+++ INPUT FOR THIS TASK +++
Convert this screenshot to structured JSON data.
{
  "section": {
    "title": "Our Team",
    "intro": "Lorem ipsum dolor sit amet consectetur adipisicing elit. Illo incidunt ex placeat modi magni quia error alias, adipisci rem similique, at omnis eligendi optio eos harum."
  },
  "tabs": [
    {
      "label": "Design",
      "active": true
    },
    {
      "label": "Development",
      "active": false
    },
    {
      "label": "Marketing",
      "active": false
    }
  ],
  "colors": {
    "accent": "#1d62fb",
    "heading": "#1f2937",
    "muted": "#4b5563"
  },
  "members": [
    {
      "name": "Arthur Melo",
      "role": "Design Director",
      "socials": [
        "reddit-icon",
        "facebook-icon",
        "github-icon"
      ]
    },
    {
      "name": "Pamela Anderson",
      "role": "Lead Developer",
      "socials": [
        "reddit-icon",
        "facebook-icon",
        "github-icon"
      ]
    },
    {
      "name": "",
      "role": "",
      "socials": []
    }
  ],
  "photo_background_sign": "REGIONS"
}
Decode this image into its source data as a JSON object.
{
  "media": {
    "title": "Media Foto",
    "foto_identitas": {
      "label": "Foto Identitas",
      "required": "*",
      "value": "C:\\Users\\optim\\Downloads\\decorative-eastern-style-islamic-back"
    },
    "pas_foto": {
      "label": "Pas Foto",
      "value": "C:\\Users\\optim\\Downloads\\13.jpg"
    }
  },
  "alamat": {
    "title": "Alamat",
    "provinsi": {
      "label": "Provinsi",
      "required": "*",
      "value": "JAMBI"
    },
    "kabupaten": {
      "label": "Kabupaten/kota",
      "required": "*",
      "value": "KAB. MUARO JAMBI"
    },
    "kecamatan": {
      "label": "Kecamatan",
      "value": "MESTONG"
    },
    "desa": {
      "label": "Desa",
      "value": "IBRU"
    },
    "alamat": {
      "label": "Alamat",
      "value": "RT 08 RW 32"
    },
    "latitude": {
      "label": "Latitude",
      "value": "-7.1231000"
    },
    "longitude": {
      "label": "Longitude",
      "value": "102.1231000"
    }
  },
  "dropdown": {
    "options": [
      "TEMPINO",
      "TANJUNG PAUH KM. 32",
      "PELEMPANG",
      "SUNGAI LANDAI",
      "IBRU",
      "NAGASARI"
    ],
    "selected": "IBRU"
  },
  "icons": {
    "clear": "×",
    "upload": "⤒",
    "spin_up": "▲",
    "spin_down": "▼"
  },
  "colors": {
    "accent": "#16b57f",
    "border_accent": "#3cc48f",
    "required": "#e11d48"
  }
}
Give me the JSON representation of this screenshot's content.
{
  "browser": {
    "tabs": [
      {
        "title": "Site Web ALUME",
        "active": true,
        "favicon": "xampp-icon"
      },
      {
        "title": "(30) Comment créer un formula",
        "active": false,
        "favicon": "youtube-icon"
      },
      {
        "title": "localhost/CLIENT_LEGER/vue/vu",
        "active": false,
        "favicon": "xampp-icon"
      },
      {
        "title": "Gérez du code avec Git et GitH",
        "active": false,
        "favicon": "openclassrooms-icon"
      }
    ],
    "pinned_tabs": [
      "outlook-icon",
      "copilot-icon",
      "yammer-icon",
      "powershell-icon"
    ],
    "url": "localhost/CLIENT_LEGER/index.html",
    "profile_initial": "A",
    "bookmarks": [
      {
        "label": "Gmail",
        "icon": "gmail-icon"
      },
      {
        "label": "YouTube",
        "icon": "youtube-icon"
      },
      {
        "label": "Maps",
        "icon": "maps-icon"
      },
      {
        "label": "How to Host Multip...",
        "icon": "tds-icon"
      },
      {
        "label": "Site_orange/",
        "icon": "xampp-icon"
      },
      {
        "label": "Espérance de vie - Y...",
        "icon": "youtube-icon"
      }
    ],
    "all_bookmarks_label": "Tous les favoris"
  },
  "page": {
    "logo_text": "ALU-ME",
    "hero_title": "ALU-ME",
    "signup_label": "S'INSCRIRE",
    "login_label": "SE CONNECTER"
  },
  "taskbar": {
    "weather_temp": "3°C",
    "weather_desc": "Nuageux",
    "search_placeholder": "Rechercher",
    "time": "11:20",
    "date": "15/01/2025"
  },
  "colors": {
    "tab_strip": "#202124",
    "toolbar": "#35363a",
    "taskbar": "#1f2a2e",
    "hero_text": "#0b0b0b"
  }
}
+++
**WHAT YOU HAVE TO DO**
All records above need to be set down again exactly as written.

**TASK ANSWER**
Convert this screenshot to structured JSON data.
{
  "section": {
    "title": "Our Team",
    "intro": "Lorem ipsum dolor sit amet consectetur adipisicing elit. Illo incidunt ex placeat modi magni quia error alias, adipisci rem similique, at omnis eligendi optio eos harum."
  },
  "tabs": [
    {
      "label": "Design",
      "active": true
    },
    {
      "label": "Development",
      "active": false
    },
    {
      "label": "Marketing",
      "active": false
    }
  ],
  "colors": {
    "accent": "#1d62fb",
    "heading": "#1f2937",
    "muted": "#4b5563"
  },
  "members": [
    {
      "name": "Arthur Melo",
      "role": "Design Director",
      "socials": [
        "reddit-icon",
        "facebook-icon",
        "github-icon"
      ]
    },
    {
      "name": "Pamela Anderson",
      "role": "Lead Developer",
      "socials": [
        "reddit-icon",
        "facebook-icon",
        "github-icon"
      ]
    },
    {
      "name": "",
      "role": "",
      "socials": []
    }
  ],
  "photo_background_sign": "REGIONS"
}
Decode this image into its source data as a JSON object.
{
  "media": {
    "title": "Media Foto",
    "foto_identitas": {
      "label": "Foto Identitas",
      "required": "*",
      "value": "C:\\Users\\optim\\Downloads\\decorative-eastern-style-islamic-back"
    },
    "pas_foto": {
      "label": "Pas Foto",
      "value": "C:\\Users\\optim\\Downloads\\13.jpg"
    }
  },
  "alamat": {
    "title": "Alamat",
    "provinsi": {
      "label": "Provinsi",
      "required": "*",
      "value": "JAMBI"
    },
    "kabupaten": {
      "label": "Kabupaten/kota",
      "required": "*",
      "value": "KAB. MUARO JAMBI"
    },
    "kecamatan": {
      "label": "Kecamatan",
      "value": "MESTONG"
    },
    "desa": {
      "label": "Desa",
      "value": "IBRU"
    },
    "alamat": {
      "label": "Alamat",
      "value": "RT 08 RW 32"
    },
    "latitude": {
      "label": "Latitude",
      "value": "-7.1231000"
    },
    "longitude": {
      "label": "Longitude",
      "value": "102.1231000"
    }
  },
  "dropdown": {
    "options": [
      "TEMPINO",
      "TANJUNG PAUH KM. 32",
      "PELEMPANG",
      "SUNGAI LANDAI",
      "IBRU",
      "NAGASARI"
    ],
    "selected": "IBRU"
  },
  "icons": {
    "clear": "×",
    "upload": "⤒",
    "spin_up": "▲",
    "spin_down": "▼"
  },
  "colors": {
    "accent": "#16b57f",
    "border_accent": "#3cc48f",
    "required": "#e11d48"
  }
}
Give me the JSON representation of this screenshot's content.
{
  "browser": {
    "tabs": [
      {
        "title": "Site Web ALUME",
        "active": true,
        "favicon": "xampp-icon"
      },
      {
        "title": "(30) Comment créer un formula",
        "active": false,
        "favicon": "youtube-icon"
      },
      {
        "title": "localhost/CLIENT_LEGER/vue/vu",
        "active": false,
        "favicon": "xampp-icon"
      },
      {
        "title": "Gérez du code avec Git et GitH",
        "active": false,
        "favicon": "openclassrooms-icon"
      }
    ],
    "pinned_tabs": [
      "outlook-icon",
      "copilot-icon",
      "yammer-icon",
      "powershell-icon"
    ],
    "url": "localhost/CLIENT_LEGER/index.html",
    "profile_initial": "A",
    "bookmarks": [
      {
        "label": "Gmail",
        "icon": "gmail-icon"
      },
      {
        "label": "YouTube",
        "icon": "youtube-icon"
      },
      {
        "label": "Maps",
        "icon": "maps-icon"
      },
      {
        "label": "How to Host Multip...",
        "icon": "tds-icon"
      },
      {
        "label": "Site_orange/",
        "icon": "xampp-icon"
      },
      {
        "label": "Espérance de vie - Y...",
        "icon": "youtube-icon"
      }
    ],
    "all_bookmarks_label": "Tous les favoris"
  },
  "page": {
    "logo_text": "ALU-ME",
    "hero_title": "ALU-ME",
    "signup_label": "S'INSCRIRE",
    "login_label": "SE CONNECTER"
  },
  "taskbar": {
    "weather_temp": "3°C",
    "weather_desc": "Nuageux",
    "search_placeholder": "Rechercher",
    "time": "11:20",
    "date": "15/01/2025"
  },
  "colors": {
    "tab_strip": "#202124",
    "toolbar": "#35363a",
    "taskbar": "#1f2a2e",
    "hero_text": "#0b0b0b"
  }
}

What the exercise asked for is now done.